THE TASK. Please count how many lines below contain the word "kind" and reply with only that number.

[SOURCE RECORDS — start]

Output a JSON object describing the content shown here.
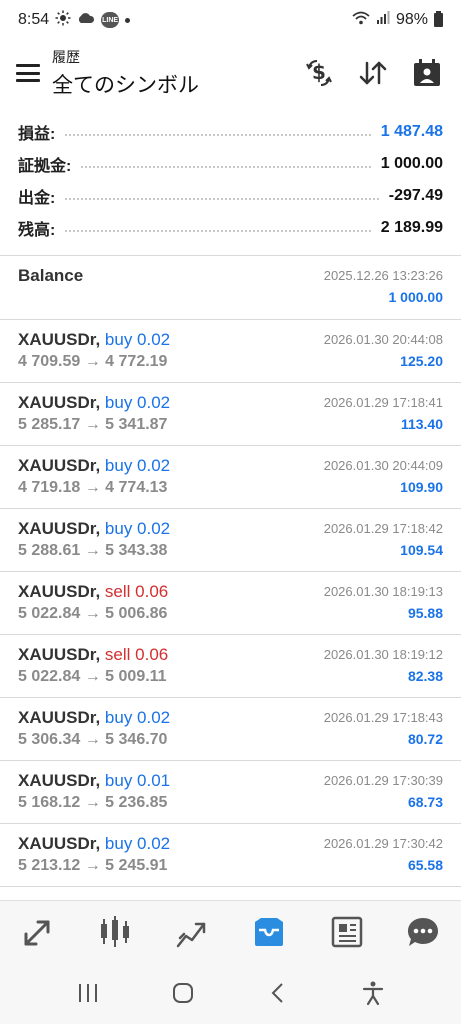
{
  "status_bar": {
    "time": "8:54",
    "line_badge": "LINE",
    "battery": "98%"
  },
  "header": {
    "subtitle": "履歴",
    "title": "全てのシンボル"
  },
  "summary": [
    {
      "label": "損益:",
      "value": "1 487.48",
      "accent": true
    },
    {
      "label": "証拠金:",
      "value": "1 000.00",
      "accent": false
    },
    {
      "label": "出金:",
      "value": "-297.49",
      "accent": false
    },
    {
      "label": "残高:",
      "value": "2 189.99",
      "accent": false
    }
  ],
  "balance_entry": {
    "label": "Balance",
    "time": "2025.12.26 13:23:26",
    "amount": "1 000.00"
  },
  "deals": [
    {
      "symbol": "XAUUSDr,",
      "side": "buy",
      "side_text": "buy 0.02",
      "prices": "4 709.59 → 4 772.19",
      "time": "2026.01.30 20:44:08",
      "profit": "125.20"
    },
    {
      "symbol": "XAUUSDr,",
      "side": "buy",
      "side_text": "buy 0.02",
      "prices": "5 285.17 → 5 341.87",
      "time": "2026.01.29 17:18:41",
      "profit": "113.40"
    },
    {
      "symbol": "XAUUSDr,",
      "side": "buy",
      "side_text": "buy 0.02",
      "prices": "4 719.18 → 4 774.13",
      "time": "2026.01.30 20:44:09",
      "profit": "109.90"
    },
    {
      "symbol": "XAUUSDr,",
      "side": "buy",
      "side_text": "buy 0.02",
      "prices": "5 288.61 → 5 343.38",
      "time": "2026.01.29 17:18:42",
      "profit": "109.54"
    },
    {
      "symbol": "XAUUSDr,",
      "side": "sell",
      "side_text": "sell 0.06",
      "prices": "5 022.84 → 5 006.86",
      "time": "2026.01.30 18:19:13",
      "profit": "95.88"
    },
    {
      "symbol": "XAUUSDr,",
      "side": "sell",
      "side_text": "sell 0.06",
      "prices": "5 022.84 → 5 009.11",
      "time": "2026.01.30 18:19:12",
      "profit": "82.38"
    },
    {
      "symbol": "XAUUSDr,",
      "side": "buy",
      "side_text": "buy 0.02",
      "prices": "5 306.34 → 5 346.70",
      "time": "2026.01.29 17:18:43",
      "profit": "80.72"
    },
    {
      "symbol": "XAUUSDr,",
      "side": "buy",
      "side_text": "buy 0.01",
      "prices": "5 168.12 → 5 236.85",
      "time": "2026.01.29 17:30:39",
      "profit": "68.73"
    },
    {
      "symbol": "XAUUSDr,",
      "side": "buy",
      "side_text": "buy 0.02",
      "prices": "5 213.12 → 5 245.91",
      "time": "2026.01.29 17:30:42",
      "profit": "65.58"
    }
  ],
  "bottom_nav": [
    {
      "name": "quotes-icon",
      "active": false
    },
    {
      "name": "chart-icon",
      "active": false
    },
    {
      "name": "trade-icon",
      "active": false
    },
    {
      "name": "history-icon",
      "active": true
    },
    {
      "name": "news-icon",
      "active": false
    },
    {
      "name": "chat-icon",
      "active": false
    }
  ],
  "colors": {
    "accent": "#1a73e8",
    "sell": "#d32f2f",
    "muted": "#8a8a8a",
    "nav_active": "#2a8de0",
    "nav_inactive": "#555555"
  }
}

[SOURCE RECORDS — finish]
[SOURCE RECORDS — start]

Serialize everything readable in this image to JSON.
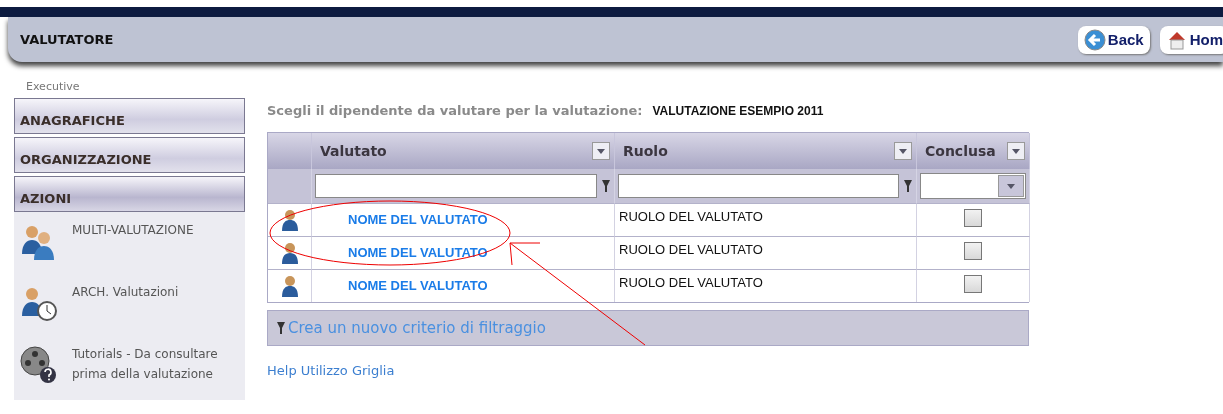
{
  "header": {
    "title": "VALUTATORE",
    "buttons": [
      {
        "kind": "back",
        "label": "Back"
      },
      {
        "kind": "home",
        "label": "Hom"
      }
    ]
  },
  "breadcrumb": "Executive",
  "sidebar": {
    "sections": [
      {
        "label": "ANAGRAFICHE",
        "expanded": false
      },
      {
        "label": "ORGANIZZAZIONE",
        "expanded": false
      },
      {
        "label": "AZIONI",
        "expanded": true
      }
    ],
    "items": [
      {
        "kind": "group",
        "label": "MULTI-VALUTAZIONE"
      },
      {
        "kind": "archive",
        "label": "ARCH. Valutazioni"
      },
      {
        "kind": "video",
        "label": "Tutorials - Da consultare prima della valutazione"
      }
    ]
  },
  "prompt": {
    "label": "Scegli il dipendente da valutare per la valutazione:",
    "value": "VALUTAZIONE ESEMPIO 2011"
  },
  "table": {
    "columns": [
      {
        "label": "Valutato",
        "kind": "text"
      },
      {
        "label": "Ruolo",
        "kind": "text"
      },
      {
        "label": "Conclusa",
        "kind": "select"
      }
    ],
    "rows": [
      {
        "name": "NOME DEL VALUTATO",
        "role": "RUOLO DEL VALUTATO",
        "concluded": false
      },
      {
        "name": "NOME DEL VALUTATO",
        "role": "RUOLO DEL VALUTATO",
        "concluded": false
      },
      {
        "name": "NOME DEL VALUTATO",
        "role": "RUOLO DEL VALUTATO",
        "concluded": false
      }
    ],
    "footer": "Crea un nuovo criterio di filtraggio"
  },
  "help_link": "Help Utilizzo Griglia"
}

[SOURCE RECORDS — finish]

ANSWER AREA. 8